*** Block opens ***

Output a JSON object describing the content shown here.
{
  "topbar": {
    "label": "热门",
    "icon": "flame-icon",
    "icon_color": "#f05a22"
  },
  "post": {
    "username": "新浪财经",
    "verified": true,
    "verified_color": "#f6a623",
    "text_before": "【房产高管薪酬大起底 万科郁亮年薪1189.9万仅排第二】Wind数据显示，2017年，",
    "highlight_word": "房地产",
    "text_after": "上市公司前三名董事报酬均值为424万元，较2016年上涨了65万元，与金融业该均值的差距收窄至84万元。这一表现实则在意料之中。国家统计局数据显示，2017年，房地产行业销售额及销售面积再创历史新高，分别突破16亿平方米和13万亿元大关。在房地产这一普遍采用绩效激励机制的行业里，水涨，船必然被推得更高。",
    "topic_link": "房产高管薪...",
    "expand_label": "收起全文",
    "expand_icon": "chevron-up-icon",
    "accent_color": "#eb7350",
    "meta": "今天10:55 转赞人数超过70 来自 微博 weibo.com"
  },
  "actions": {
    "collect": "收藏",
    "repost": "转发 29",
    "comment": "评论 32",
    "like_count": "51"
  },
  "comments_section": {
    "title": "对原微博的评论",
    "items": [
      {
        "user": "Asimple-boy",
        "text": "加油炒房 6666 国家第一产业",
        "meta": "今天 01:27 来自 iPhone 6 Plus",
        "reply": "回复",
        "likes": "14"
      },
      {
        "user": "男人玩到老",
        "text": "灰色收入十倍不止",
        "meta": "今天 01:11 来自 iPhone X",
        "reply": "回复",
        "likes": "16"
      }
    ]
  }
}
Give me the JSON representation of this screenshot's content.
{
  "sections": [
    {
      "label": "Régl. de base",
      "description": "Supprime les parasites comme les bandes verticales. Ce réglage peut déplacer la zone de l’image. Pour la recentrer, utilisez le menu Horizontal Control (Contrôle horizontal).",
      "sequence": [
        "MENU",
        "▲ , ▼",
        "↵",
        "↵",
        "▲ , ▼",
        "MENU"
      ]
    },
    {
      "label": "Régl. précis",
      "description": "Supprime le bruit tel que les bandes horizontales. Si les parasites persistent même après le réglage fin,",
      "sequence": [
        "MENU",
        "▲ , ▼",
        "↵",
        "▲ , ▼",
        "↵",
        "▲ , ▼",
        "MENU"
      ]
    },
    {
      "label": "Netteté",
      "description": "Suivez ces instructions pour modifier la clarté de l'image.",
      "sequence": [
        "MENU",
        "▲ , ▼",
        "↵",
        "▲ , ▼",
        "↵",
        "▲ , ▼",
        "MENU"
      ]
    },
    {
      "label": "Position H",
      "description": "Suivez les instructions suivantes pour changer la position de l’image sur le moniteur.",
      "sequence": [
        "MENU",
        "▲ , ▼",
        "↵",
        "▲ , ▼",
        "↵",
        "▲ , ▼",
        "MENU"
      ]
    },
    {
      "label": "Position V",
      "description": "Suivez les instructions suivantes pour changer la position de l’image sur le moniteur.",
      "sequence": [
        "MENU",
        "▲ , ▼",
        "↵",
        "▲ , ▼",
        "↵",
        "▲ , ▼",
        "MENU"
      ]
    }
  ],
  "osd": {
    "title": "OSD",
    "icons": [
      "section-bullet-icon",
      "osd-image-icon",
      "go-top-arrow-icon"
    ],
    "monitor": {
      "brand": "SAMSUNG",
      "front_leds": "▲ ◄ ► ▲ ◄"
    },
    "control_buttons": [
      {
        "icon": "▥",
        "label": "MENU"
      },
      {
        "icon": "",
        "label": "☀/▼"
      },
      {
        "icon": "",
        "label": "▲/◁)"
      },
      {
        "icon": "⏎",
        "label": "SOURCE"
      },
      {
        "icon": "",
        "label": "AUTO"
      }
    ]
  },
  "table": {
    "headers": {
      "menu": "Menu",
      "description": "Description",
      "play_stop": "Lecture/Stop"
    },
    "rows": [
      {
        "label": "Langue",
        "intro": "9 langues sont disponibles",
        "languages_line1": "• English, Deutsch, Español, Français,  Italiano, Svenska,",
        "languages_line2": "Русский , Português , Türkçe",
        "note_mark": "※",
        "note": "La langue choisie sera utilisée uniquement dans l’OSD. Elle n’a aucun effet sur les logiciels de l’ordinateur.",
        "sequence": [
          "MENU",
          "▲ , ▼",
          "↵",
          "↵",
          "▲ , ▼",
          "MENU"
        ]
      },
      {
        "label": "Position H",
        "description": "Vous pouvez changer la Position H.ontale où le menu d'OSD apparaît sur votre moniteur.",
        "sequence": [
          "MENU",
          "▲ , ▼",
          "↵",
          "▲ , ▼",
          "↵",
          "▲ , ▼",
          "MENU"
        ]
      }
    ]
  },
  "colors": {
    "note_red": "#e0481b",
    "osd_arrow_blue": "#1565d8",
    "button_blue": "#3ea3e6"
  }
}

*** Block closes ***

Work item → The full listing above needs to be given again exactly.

Answer to this problem →
Output a JSON object describing the content shown here.
{
  "topbar": {
    "label": "热门",
    "icon": "flame-icon",
    "icon_color": "#f05a22"
  },
  "post": {
    "username": "新浪财经",
    "verified": true,
    "verified_color": "#f6a623",
    "text_before": "【房产高管薪酬大起底 万科郁亮年薪1189.9万仅排第二】Wind数据显示，2017年，",
    "highlight_word": "房地产",
    "text_after": "上市公司前三名董事报酬均值为424万元，较2016年上涨了65万元，与金融业该均值的差距收窄至84万元。这一表现实则在意料之中。国家统计局数据显示，2017年，房地产行业销售额及销售面积再创历史新高，分别突破16亿平方米和13万亿元大关。在房地产这一普遍采用绩效激励机制的行业里，水涨，船必然被推得更高。",
    "topic_link": "房产高管薪...",
    "expand_label": "收起全文",
    "expand_icon": "chevron-up-icon",
    "accent_color": "#eb7350",
    "meta": "今天10:55 转赞人数超过70 来自 微博 weibo.com"
  },
  "actions": {
    "collect": "收藏",
    "repost": "转发 29",
    "comment": "评论 32",
    "like_count": "51"
  },
  "comments_section": {
    "title": "对原微博的评论",
    "items": [
      {
        "user": "Asimple-boy",
        "text": "加油炒房 6666 国家第一产业",
        "meta": "今天 01:27 来自 iPhone 6 Plus",
        "reply": "回复",
        "likes": "14"
      },
      {
        "user": "男人玩到老",
        "text": "灰色收入十倍不止",
        "meta": "今天 01:11 来自 iPhone X",
        "reply": "回复",
        "likes": "16"
      }
    ]
  }
}
Give me the JSON representation of this screenshot's content.
{
  "sections": [
    {
      "label": "Régl. de base",
      "description": "Supprime les parasites comme les bandes verticales. Ce réglage peut déplacer la zone de l’image. Pour la recentrer, utilisez le menu Horizontal Control (Contrôle horizontal).",
      "sequence": [
        "MENU",
        "▲ , ▼",
        "↵",
        "↵",
        "▲ , ▼",
        "MENU"
      ]
    },
    {
      "label": "Régl. précis",
      "description": "Supprime le bruit tel que les bandes horizontales. Si les parasites persistent même après le réglage fin,",
      "sequence": [
        "MENU",
        "▲ , ▼",
        "↵",
        "▲ , ▼",
        "↵",
        "▲ , ▼",
        "MENU"
      ]
    },
    {
      "label": "Netteté",
      "description": "Suivez ces instructions pour modifier la clarté de l'image.",
      "sequence": [
        "MENU",
        "▲ , ▼",
        "↵",
        "▲ , ▼",
        "↵",
        "▲ , ▼",
        "MENU"
      ]
    },
    {
      "label": "Position H",
      "description": "Suivez les instructions suivantes pour changer la position de l’image sur le moniteur.",
      "sequence": [
        "MENU",
        "▲ , ▼",
        "↵",
        "▲ , ▼",
        "↵",
        "▲ , ▼",
        "MENU"
      ]
    },
    {
      "label": "Position V",
      "description": "Suivez les instructions suivantes pour changer la position de l’image sur le moniteur.",
      "sequence": [
        "MENU",
        "▲ , ▼",
        "↵",
        "▲ , ▼",
        "↵",
        "▲ , ▼",
        "MENU"
      ]
    }
  ],
  "osd": {
    "title": "OSD",
    "icons": [
      "section-bullet-icon",
      "osd-image-icon",
      "go-top-arrow-icon"
    ],
    "monitor": {
      "brand": "SAMSUNG",
      "front_leds": "▲ ◄ ► ▲ ◄"
    },
    "control_buttons": [
      {
        "icon": "▥",
        "label": "MENU"
      },
      {
        "icon": "",
        "label": "☀/▼"
      },
      {
        "icon": "",
        "label": "▲/◁)"
      },
      {
        "icon": "⏎",
        "label": "SOURCE"
      },
      {
        "icon": "",
        "label": "AUTO"
      }
    ]
  },
  "table": {
    "headers": {
      "menu": "Menu",
      "description": "Description",
      "play_stop": "Lecture/Stop"
    },
    "rows": [
      {
        "label": "Langue",
        "intro": "9 langues sont disponibles",
        "languages_line1": "• English, Deutsch, Español, Français,  Italiano, Svenska,",
        "languages_line2": "Русский , Português , Türkçe",
        "note_mark": "※",
        "note": "La langue choisie sera utilisée uniquement dans l’OSD. Elle n’a aucun effet sur les logiciels de l’ordinateur.",
        "sequence": [
          "MENU",
          "▲ , ▼",
          "↵",
          "↵",
          "▲ , ▼",
          "MENU"
        ]
      },
      {
        "label": "Position H",
        "description": "Vous pouvez changer la Position H.ontale où le menu d'OSD apparaît sur votre moniteur.",
        "sequence": [
          "MENU",
          "▲ , ▼",
          "↵",
          "▲ , ▼",
          "↵",
          "▲ , ▼",
          "MENU"
        ]
      }
    ]
  },
  "colors": {
    "note_red": "#e0481b",
    "osd_arrow_blue": "#1565d8",
    "button_blue": "#3ea3e6"
  }
}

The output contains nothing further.